I felt Jesus asking me that question recently. I was sitting in church listening as the gospel was read from Mark 8:29, and the question from the Scripture, “But what about you?” he asked, seemed personally pointed to me. The rest of the verse says, “Who do you say that I am? Peter answered, You are the Christ.” Of course I knew the answer to that question. Unlike those mentioned in the gospel message, I do not think that Jesus Christ was John the Baptist, Elijah, or even one of the prophets. I, like Peter, say that He is the Christ. And by that I mean that He is the Son of God that was promised through the prophets.
So why the sudden pop quiz in church that Sunday? I could sense in my spiritalmost immediately that the question was given because Jesus knew my thoughtsas I sat in church. My head was peppered with the problems that plagued me. Mymind was swirling with potential disasters, and I sat in church, half-way listeningto the message and mostly muddled with mind-bending personal realities that seemedlike riddles that had no answers.

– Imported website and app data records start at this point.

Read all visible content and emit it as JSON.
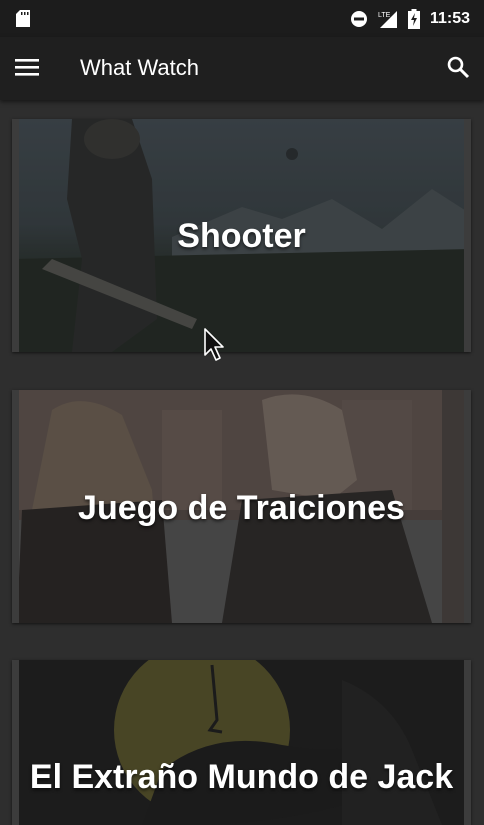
{
  "status_bar": {
    "time": "11:53",
    "network_label": "LTE"
  },
  "app_bar": {
    "title": "What Watch"
  },
  "movies": [
    {
      "title": "Shooter"
    },
    {
      "title": "Juego de Traiciones"
    },
    {
      "title": "El Extraño Mundo de Jack"
    }
  ],
  "colors": {
    "background": "#2e2e2e",
    "app_bar": "#1f1f1f",
    "status_bar": "#1c1c1c",
    "text": "#ffffff"
  },
  "icons": [
    "sd-card-icon",
    "do-not-disturb-icon",
    "lte-signal-icon",
    "battery-charging-icon",
    "menu-icon",
    "search-icon",
    "mouse-cursor-icon"
  ]
}
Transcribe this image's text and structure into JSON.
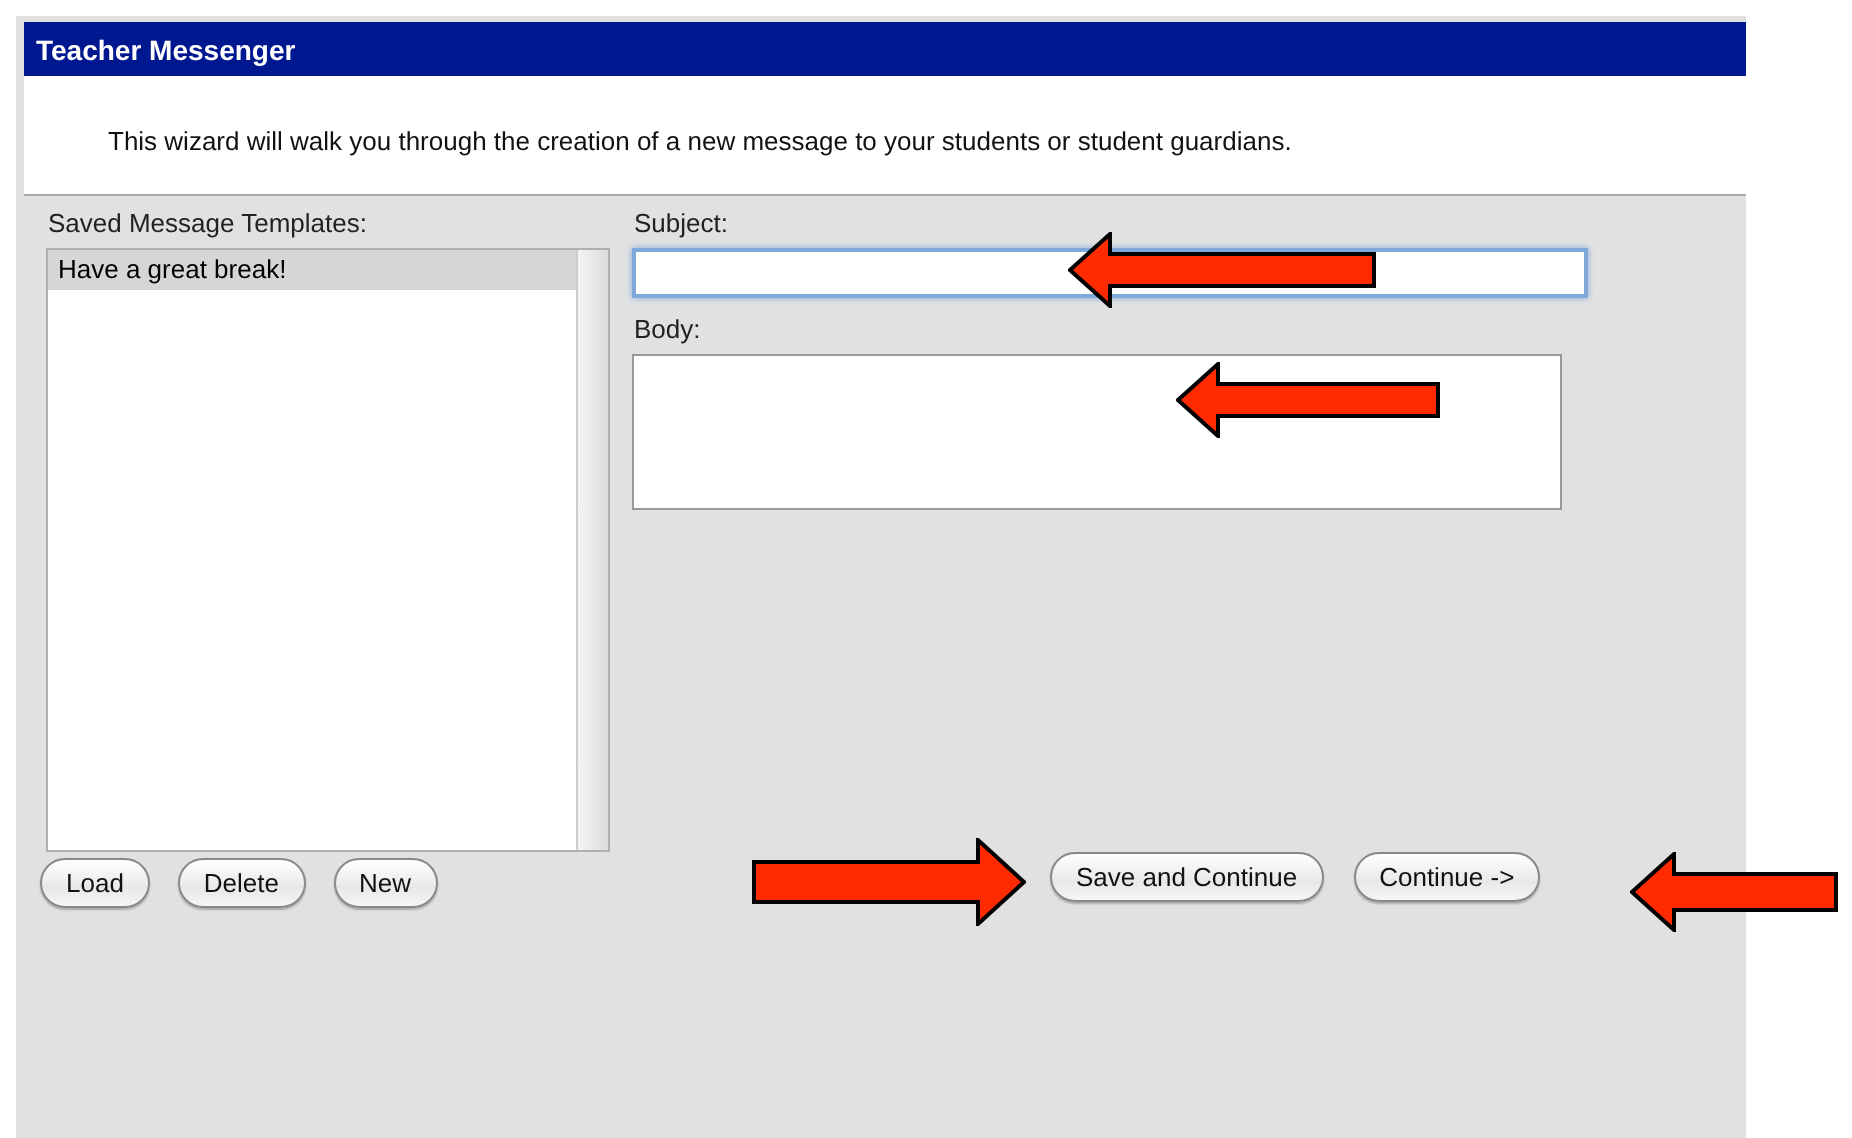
{
  "window": {
    "title": "Teacher Messenger"
  },
  "intro": "This wizard will walk you through the creation of a new message to your students or student guardians.",
  "templates": {
    "label": "Saved Message Templates:",
    "items": [
      {
        "text": "Have a great break!",
        "selected": true
      }
    ]
  },
  "template_buttons": [
    "Load",
    "Delete",
    "New"
  ],
  "subject": {
    "label": "Subject:",
    "focused": true
  },
  "body": {
    "label": "Body:"
  },
  "action_buttons": [
    "Save and Continue",
    "Continue ->"
  ],
  "annotation_arrows": [
    {
      "kind": "left"
    },
    {
      "kind": "left"
    },
    {
      "kind": "right"
    },
    {
      "kind": "left"
    }
  ]
}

It was just at that moment I felt the presence of God enter into the chaos ofmy mind and ask this important question. He didn’t ask because He didn’tthink I knew the answer. He was certain that I, like Peter, have gotten it right.He knows that the Father has revealed to me that Jesus Christ is my Savior, andI cling to Him and claim the righteousness He has provided for me as my salvation.
God asked me that question because my thoughts were sinking me deeper into a pit. The question was God’s rescue from my fruitless efforts to reason things out that do not have reasonable answers. His question worked.
It stopped my brain’s chaotic activity and focused my mind on the answer. “You are the Christ, the God of miracles.” And suddenly it hit me: I have worried and pondered and looked at my problems from all angles now, and I still didn’t find a solution. Yet the solution is unaffected by all my ponderings. I needed God’s presence to call me back to sanity and remember where my help comes from.
And what about you? Who do you say that Jesus is? Perhaps you need to ask yourself that same question God asked me. What is your problem—a person you are trying to change? Who can change people, you or Jesus? Perhaps you need healing—who has the power to heal, you or Jesus? Maybe you are being accused of things you did not do—who can defend you better, you or Jesus? Maybe you are trying to think of new ways to respond to a problem—who has higher thoughts, you or Jesus?
If you find yourself faithless and overwhelmed with your thoughts, ask yourself, “Who or where is Jesus in this situation?” It’s a real brain healer.